CSOs document deteriorating space for civil society and media actors
The Radiography of Attacks against Civil Society Organizations
On 20th March 2019, 20 Moldovan CSOs launched a report titled ‘the Radiography of Attacks against Civil Society Organizations’ which chronologically documents actions that were undertaken by different actors to restrict civil society space in Moldova throughout 2018. The report highlights legislative initiatives aimed at restricting operational space of civil society, declarations or statements made by politicians, representatives of public institutions, articles and media reports or public interventions that portray civil society as an actor promoting foreign interests or interests of the opposition political parties.
The main objective of the report was to draw attention to the attacks meted on civil society, to highlight the key actors involved in restricting civic space, and to also enable CSOs to develop strategies to promptly respond to attacks against them.
Visibility and communication kit for NGOs
In order to increase the visibility of NGOs and improve communication processes, especially during this period of increasing social media influence. In March 2019, the Center for Legal Resources in Moldova developed a guide addressed to Moldovan not-for-profit organizations, especially for local and regional CSOs, especially those without dedicated communications personnel, but which want to improve their visibility to the public.
The guide describes the tools that each NGO's "visibility and communication kit" should contain: a logo, a webpage, an annual report, a newsletter, etc. and provides practical advice on how organizations can enhance their visibility and streamline their external communication processes.
According to the authors, the guide gathers together more resources such as Google, Facebook, YouTube that have been specifically designed to help NGOs deliver their social messages to a wide audience.
On 7th April 2019, Moldova commemorated 10 years since the protests of 6th - 8th April 2009. In April 2009, thousands of young people went on the street in Chisinau to protest against a new victory of the Communists Party following parliamentary elections results which they considered to have been falsified. Hundreds of protesters were arbitrarily arrested, and were subject to beatings and ill-treatment in custody, while at least one person died.
Radio Free Europe Moldova reported on 7th April 2019 that during the commemoration march dubbed "Do not Forget, We Do not Forgive," the PAS (Action and Solidarity Party) opposition political party leader Maia Sandu said that the protest of young people of that time "was hijacked in violence and followed by unprecedented terror: Protesters killed in beatings in the middle of the night, people arrested during the day, in the streets, young people tortured in the commissariat."

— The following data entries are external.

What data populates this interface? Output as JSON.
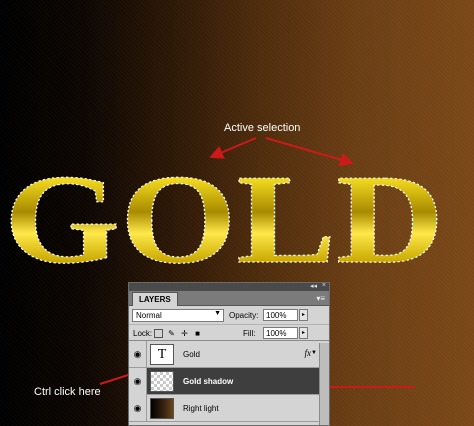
{
  "artwork": {
    "text": "GOLD",
    "selection_callout": "Active selection",
    "ctrl_callout": "Ctrl click here"
  },
  "layers_panel": {
    "tab_label": "LAYERS",
    "top_icons": {
      "collapse": "◂◂",
      "close": "×"
    },
    "menu_icon": "▾≡",
    "blend_mode": "Normal",
    "opacity_label": "Opacity:",
    "opacity_value": "100%",
    "lock_label": "Lock:",
    "fill_label": "Fill:",
    "fill_value": "100%",
    "layers": [
      {
        "name": "Gold",
        "thumb": "T",
        "fx": "fx",
        "selected": false
      },
      {
        "name": "Gold shadow",
        "thumb": "",
        "selected": true
      },
      {
        "name": "Right light",
        "thumb": "",
        "selected": false
      }
    ]
  },
  "colors": {
    "gold_light": "#f6e64a",
    "gold_dark": "#5a4a00",
    "arrow_red": "#cc1a1a",
    "selected_row": "#3e3e3e"
  }
}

In turn, the country president Igor Dodon, who was a member of the Communist government in 2009 (Ministry of Economy), reiterated the authorities' position at that time, insisting that there had been a coup d'etat attempt.
The political bloc ACUM protest for the independence of justice in Moldova
The sitting of the new Parliament in Chisinau was preceded on 21st March 2019, by a protest of the supporters of the political bloc ACUM (“Now”) who were demanding independence of the judiciary. The protest was held after two activists of the Platform of Dignity and Truth (PPDA), who have been active in exposing corruption in public institutions, were sentenced to years’ imprisonment. During the demonstration, PPDA leader Andrei Năstase called citizens to unite and asked them to overcome the fear imposed by the governing regime controlled by PDM leader Vlad Plahotniuc. "Trust the people you sent to Parliament - people of character who will not give up and will carry this fight against the usurper to the end," Năstase said.
Memorandum on freedom of the press (3rd May 2018 – 3rd May 2019) signed by more media CSOs
On 3rd May 2019, the Association of Independent Press (API) published a memorandum on the status of press freedom in Moldova. According to the memorandum, between 3rd May 2018 and 3rd May 2019, press freedom in Moldova continued to deteriorate, as political control over certain press institutions, the de-facto concentration of media ownership and the lack of pluralism have become even more visible. The memorandum also highlights the limited access to information of public interest, the lack of independence of journalists, increased cases of verbal aggression, intimidation and harassment of the press, all of which led to the country’s drop in international rankings. Reporters Without Borders (RSF) placed the Republic of Moldova on the 91st place out of the 180 countries in the ranking of press freedom for the year 2019. This is the lowest rating registered for Moldova since 2013. In the last six years, the Republic of Moldova has registered a drop by 36 positions in the RSF Press Freedom Index.